“Victims were identified through a coordinated series of actions between US and international partners,” according to a companion technical alert issued by the US Computer Emergency Response Team (US-CERT).
Both nations have “high confidence” in the finding of Russian-sponsored cyber-meddling, which the alert said had been reported by multiple sources since 2015.
Australia also admonished Russia and accused Kremlin-backed hackers of cyberattacks on hundreds of Australian companies last year.
US cybersecurity researcher Jake Williams said it was difficult for him to understand the motivation for Monday’s alert given that “the activity has been ongoing for some time”.
“Calling the Russians out on this hardly makes much sense unless there’s some other agenda (most likely political),” said Mr Williams, the president of Rendition Infosec.
In Moscow, Kremlin spokesman Dmitry Peskov called the accusations groundless.
“We don’t know what these accusations are based on,” he told reporters.
“Such accusations are typically thrown into the air and no one even bothers to offer any arguments [proof] anymore.
“We think such feeble accusations have lost all meaning.”
Routers direct data traffic across the internet. US-CERT said the compromised routers could be exploited for “man-in-the-middle” spoofing attacks, in which communications are intercepted by a seemingly trusted device that has actually been infiltrated by an attacker.
“The current state of US network devices — coupled with a Russian Government campaign to exploit these devices — threatens the safety, security, and economic well-being of the United States,” the alert stated.

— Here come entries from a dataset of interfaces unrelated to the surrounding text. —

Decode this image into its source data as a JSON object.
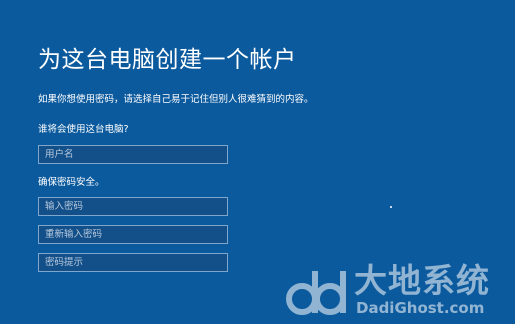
{
  "page": {
    "title": "为这台电脑创建一个帐户",
    "description": "如果你想使用密码，请选择自己易于记住但别人很难猜到的内容。"
  },
  "who_section": {
    "label": "谁将会使用这台电脑?",
    "username_placeholder": "用户名",
    "username_value": ""
  },
  "security_section": {
    "label": "确保密码安全。",
    "password_placeholder": "输入密码",
    "reenter_placeholder": "重新输入密码",
    "hint_placeholder": "密码提示"
  },
  "watermark": {
    "text_cn": "大地系统",
    "text_en": "DadiGhost.com"
  },
  "colors": {
    "background": "#0b5a9e",
    "field_background": "#134f88",
    "field_border": "#7fa7cd"
  }
}
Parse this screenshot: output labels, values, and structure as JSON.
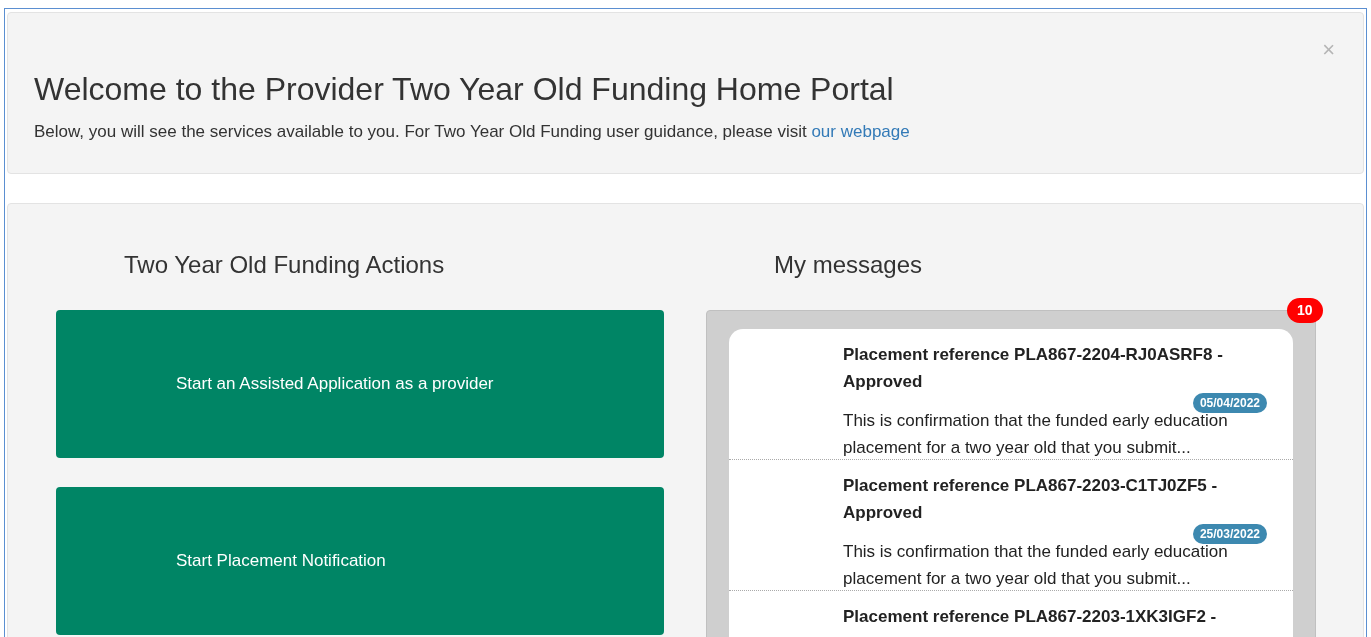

Users urged to secure devices
Cybersecurity experts say the kinds of exploits described in the US-CERT alert are commonly practiced by all nations engaged in offensive cyberespionage, including the US, Britain and Australia.
US-CERT urged affected companies, public sector organisations and even people who use routers in home offices to take action to harden poorly secured devices.
But its alert cited only one specific product: Cisco’s Smart Install software.
Australian Defence Minister Marise Payne told reporters approximately 400 Australian companies were targeted in the hacking but there was no “exploitation of significance”.
On March 15, US-CERT issued a similar alert saying the FBI and DHS had determined that Russian Government “cyber actors” had sought to infiltrate US agencies as well as “organisations in the energy, nuclear, commercial facilities, water, aviation, and critical manufacturing sectors”.
It said Russian agents had obtained “remote access” to energy sector networks and obtained information on industrial control systems.
Experts have stressed that the March 15 bulletin did not mean Russia had obtained access to systems that control critical infrastructure such as the power grid.
But Russia does have history in this regard, as many security experts blame it for several cyber-sabotage attacks on Ukraine’s power grid.